Two: My granddaughter, Arya, is 3 years old. The other day as I got to her house, she had just gotten up from her afternoon nap, and she had told her mom (my daughter, Karen), "Mommy, I had a dream and I was flying!" Oh, how happy that made me! Karen says she has never had a "flying dream," and yet, when I have one, I wish I could sleep all day. Flying dreams are the BEST! They say that you either DO have or DON'T have flying dreams, and I think it is special and very cool that Arya had one! One more thing, an odd thing, is that when I'm flying, often I'm in a seated position, and I can fly, fly, fly.

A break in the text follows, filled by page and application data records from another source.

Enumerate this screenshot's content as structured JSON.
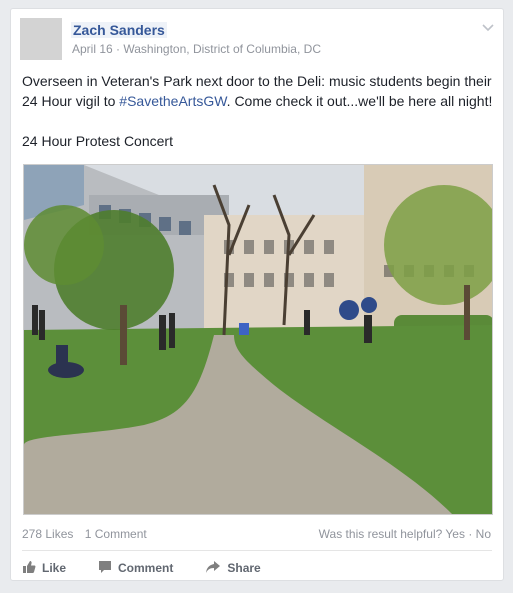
{
  "post": {
    "author": "Zach Sanders",
    "date": "April 16",
    "separator": " · ",
    "location": "Washington, District of Columbia, DC",
    "text_before": "Overseen in Veteran's Park next door to the Deli: music students begin their 24 Hour vigil to ",
    "hashtag": "#SavetheArtsGW",
    "text_after": ". Come check it out...we'll be here all night!",
    "attachment_title": "24 Hour Protest Concert"
  },
  "stats": {
    "likes": "278 Likes",
    "comments": "1 Comment"
  },
  "feedback": {
    "question": "Was this result helpful?",
    "yes": "Yes",
    "separator": " · ",
    "no": "No"
  },
  "actions": {
    "like": "Like",
    "comment": "Comment",
    "share": "Share"
  },
  "icons": [
    "chevron-down-icon",
    "like-icon",
    "comment-icon",
    "share-icon"
  ],
  "colors": {
    "link": "#365899",
    "meta": "#90949c",
    "background": "#e9ebee"
  }
}
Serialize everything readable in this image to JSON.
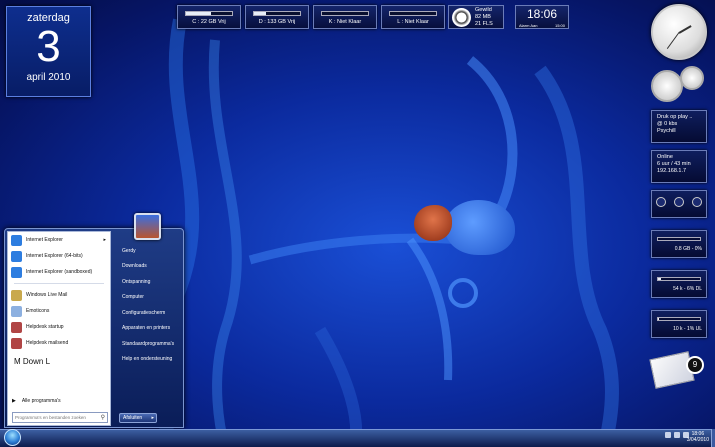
{
  "calendar": {
    "weekday": "zaterdag",
    "day": "3",
    "month_year": "april 2010"
  },
  "drives": [
    {
      "label": "C : 22 GB Vrij",
      "fill": 0.55
    },
    {
      "label": "D : 133 GB Vrij",
      "fill": 0.25
    },
    {
      "label": "K : Niet Klaar",
      "fill": 0
    },
    {
      "label": "L : Niet Klaar",
      "fill": 0
    }
  ],
  "network": {
    "line1": "Gewild",
    "line2": "82 MB",
    "line3": "21 FLS"
  },
  "clock": {
    "time": "18:06",
    "alarm": "Alarm Aan",
    "alarm_time": "15:00"
  },
  "media": {
    "line1": "Druk op play ..",
    "line2": "@ 0 kbs",
    "line3": "Psychill"
  },
  "online": {
    "line1": "Online",
    "line2": "6 uur / 43 min",
    "line3": "192.168.1.7"
  },
  "meters": [
    {
      "label": "0.8 GB - 0%",
      "fill": 0.0
    },
    {
      "label": "54 k - 6% DL",
      "fill": 0.06
    },
    {
      "label": "10 k - 1% UL",
      "fill": 0.01
    }
  ],
  "mail": {
    "count": "9"
  },
  "startmenu": {
    "programs": [
      {
        "label": "Internet Explorer",
        "icon": "ie-icon",
        "color": "#2d7de0",
        "submenu": true
      },
      {
        "label": "Internet Explorer (64-bits)",
        "icon": "ie-icon",
        "color": "#2d7de0",
        "submenu": false
      },
      {
        "label": "Internet Explorer (sandboxed)",
        "icon": "ie-icon",
        "color": "#2d7de0",
        "submenu": false
      },
      {
        "label": "Windows Live Mail",
        "icon": "mail-icon",
        "color": "#c9a94d",
        "submenu": false
      },
      {
        "label": "Emoticons",
        "icon": "search-icon",
        "color": "#8db0e0",
        "submenu": false
      },
      {
        "label": "Helpdesk startup",
        "icon": "helpdesk-icon",
        "color": "#b04545",
        "submenu": false
      },
      {
        "label": "Helpdesk mailsend",
        "icon": "helpdesk-icon",
        "color": "#b04545",
        "submenu": false
      }
    ],
    "recent_title": "M Down L",
    "all_programs": "Alle programma's",
    "search_placeholder": "Programma's en bestanden zoeken",
    "right_items": [
      "Gerdy",
      "Downloads",
      "Ontspanning",
      "Computer",
      "Configuratiescherm",
      "Apparaten en printers",
      "Standaardprogramma's",
      "Help en ondersteuning"
    ],
    "shutdown_label": "Afsluiten"
  },
  "taskbar": {
    "time": "18:06",
    "date": "3/04/2010"
  }
}
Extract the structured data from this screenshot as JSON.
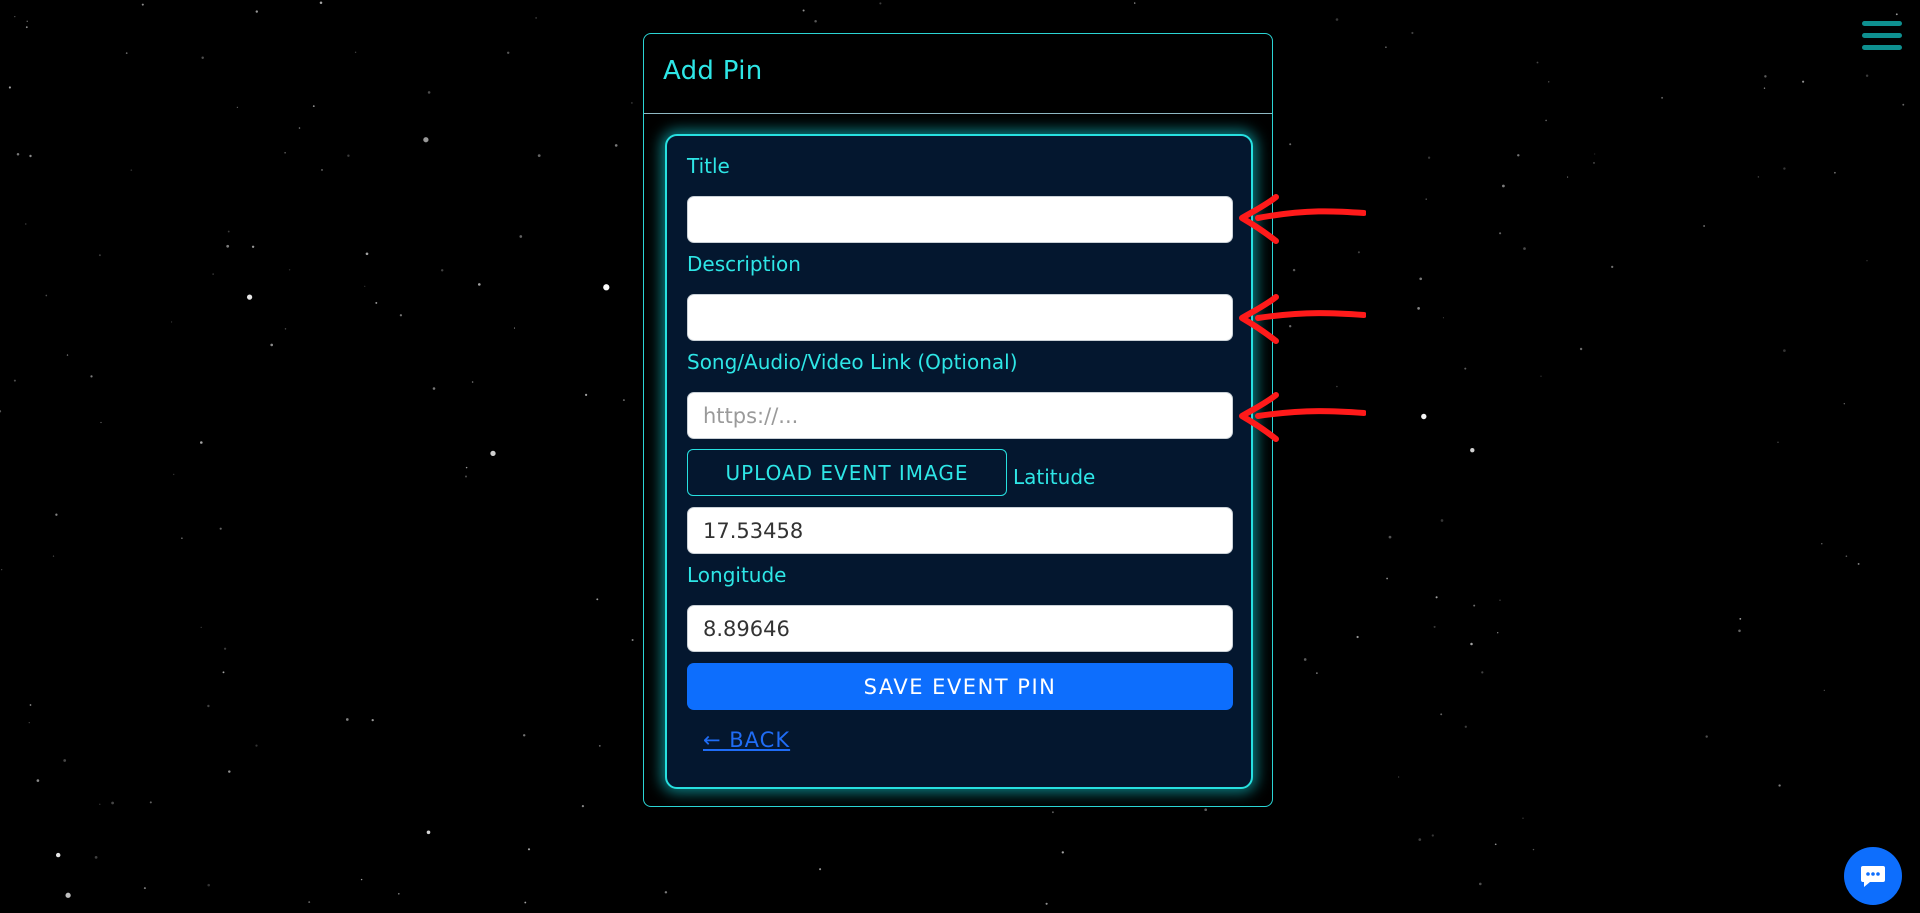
{
  "page": {
    "colors": {
      "background": "#000000",
      "accent_cyan": "#2ee6e6",
      "panel_bg": "#04172f",
      "primary_blue": "#0d6efd",
      "annotation_arrow": "#ff1a1a"
    }
  },
  "menu": {
    "icon": "hamburger-menu-icon"
  },
  "card": {
    "title": "Add Pin"
  },
  "form": {
    "title_label": "Title",
    "title_value": "",
    "description_label": "Description",
    "description_value": "",
    "link_label": "Song/Audio/Video Link (Optional)",
    "link_placeholder": "https://...",
    "link_value": "",
    "upload_label": "UPLOAD EVENT IMAGE",
    "latitude_label": "Latitude",
    "latitude_value": "17.53458",
    "longitude_label": "Longitude",
    "longitude_value": "8.89646",
    "save_label": "SAVE EVENT PIN",
    "back_label": "← BACK"
  },
  "annotations": {
    "arrow_icon": "red-arrow-icon"
  },
  "chat": {
    "icon": "chat-bubble-icon"
  }
}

Three: This dream doesn't recur that much, but years ago I would dream that my old [rather evil] band director was asking me to re-join the band. Trouble is that the way I exited the band was that I got kicked out. (Honest it was NOT my fault!) The variations on this dream are that we are in band competitions, and they need ME to come back and fill in a critical spot, help win the contest, or play a special part. Only one change, they are NOT letting me play an instrument. I'm being relegated to hold a FLAG (I never could play french horn very well) and do some convoluted flag-form to bring home the big prize.

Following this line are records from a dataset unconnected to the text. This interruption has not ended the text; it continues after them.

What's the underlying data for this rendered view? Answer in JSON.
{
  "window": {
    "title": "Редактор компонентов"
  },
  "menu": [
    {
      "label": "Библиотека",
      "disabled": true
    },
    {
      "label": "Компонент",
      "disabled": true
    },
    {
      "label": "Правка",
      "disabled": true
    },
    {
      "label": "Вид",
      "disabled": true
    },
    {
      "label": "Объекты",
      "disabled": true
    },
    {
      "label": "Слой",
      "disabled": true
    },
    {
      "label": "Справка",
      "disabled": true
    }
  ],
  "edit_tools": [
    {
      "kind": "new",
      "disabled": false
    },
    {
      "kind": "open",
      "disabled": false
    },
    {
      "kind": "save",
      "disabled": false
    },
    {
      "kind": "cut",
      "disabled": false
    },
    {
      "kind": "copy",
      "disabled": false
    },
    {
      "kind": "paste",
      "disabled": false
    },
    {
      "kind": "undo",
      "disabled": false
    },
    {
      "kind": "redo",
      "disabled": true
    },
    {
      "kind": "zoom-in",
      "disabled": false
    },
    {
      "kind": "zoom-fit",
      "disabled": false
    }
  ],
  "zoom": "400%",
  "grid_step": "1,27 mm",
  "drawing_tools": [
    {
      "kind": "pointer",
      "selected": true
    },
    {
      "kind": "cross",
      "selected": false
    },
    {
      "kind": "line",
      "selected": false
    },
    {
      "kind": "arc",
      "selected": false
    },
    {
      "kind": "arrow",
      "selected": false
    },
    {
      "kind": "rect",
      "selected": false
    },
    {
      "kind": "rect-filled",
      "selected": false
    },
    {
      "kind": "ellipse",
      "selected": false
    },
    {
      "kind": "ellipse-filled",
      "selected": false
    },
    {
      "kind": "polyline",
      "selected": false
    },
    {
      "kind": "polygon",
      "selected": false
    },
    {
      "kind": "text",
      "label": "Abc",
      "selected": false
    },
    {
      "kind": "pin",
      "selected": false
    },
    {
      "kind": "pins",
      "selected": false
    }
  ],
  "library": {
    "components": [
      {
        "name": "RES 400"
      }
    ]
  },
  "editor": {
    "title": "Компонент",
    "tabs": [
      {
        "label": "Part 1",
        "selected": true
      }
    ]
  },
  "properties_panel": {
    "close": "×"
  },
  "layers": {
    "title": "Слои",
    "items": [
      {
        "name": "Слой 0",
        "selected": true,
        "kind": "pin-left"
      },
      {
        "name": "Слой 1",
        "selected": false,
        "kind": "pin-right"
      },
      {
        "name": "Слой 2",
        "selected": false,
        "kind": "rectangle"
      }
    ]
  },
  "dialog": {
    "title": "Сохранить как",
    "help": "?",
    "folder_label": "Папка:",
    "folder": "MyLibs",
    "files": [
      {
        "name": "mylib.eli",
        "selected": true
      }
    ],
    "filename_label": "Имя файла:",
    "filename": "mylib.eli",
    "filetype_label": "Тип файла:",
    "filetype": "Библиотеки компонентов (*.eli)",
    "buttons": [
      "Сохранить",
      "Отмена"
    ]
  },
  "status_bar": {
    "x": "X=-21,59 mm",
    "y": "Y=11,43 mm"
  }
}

Okay - all you dream interpreters. Where do I go with this?

Saturday, May 16, 2009

Seeing a little more of the picture - from a new lens

(A funny thing happened as I wrote a blog entry today. I mistakenly posted, then took down for editing, the following entry. Some of you may have gotten it via e-mail, and it has, uh, a mistake. Now this makes for the irony of the day, and I've tried to salvage the post through editing. Hopefully, you can grasp my original point, which is not exactly the same, but at least it won't contain the errors.

Also, if you have experienced difficulty with "comments," please try again. I think I've corrected the problem. Thanks for reading and for ALL your comments.)



I hesitate to write some things because they are about Ray. There are a variety of emotions that surface all the time, and sometimes (or a lot of times) they are concerning him, or how I feel about having been married to him. Some things are too personal. Some things are personal regarding Ray, so even when you may think that I'm being open and honest, there is still MORE to me that I keep close to my heart.

Other times I feel like I want to share something that is about Ray and I've been trying not to get out of balance with that. (I haven't even mentioned that he just finished with the new record! Or how he's finished 11 powerful new songs that make me proud at the same time that I cry over them.) However, today there's something I have to say: Ray Boltz's songwriting is amazing.

Immediately after Ray came out to me, it was apparent to me that the songs always showed that he'd always had "tgt." It was there in so many of his lyrics, and the word, "change," was frequently used. I was struck that the very thing that had made his songs beloved, was the very thing that made the situation so tragic. How sad I felt when I realized that he'd prayed his entire life, but had seen no answer. Songs that were pounded out on the piano, or strummed on guitar, trusting God to make them true, were Ray's life.

I still listen to those songs and now I see the deeper meanings, the real meanings. There is irony in how appropriate they are NOW, as I see a little more of the picture than I knew to even look for years ago.

Today I found an old song that I've heard before but forgotten. Someone posted it on twitter, and they credit Ray, so I linked to it. At first I did think it was something Ray wrote years ago, and I started writing this entry. Now, after doing some checking, I actually found that it is by Babbie Mason, but listening to it now, and taking the meaning of the song from what I know now, is vastly different than how I'd have heard it years ago.


Well, folks, this entry would have made a WHOLE LOT MORE SENSE if it WAS a Ray Boltz song, so the point of this blog is a little harder to come around to. Still, my POINT is that I'm looking for wisdom in how my life is playing out, and I trust that God's wisdom is in the bigger picture. There are things we can see, and things we can't, and although I don't see things like before, I still want to trust in God's purpose.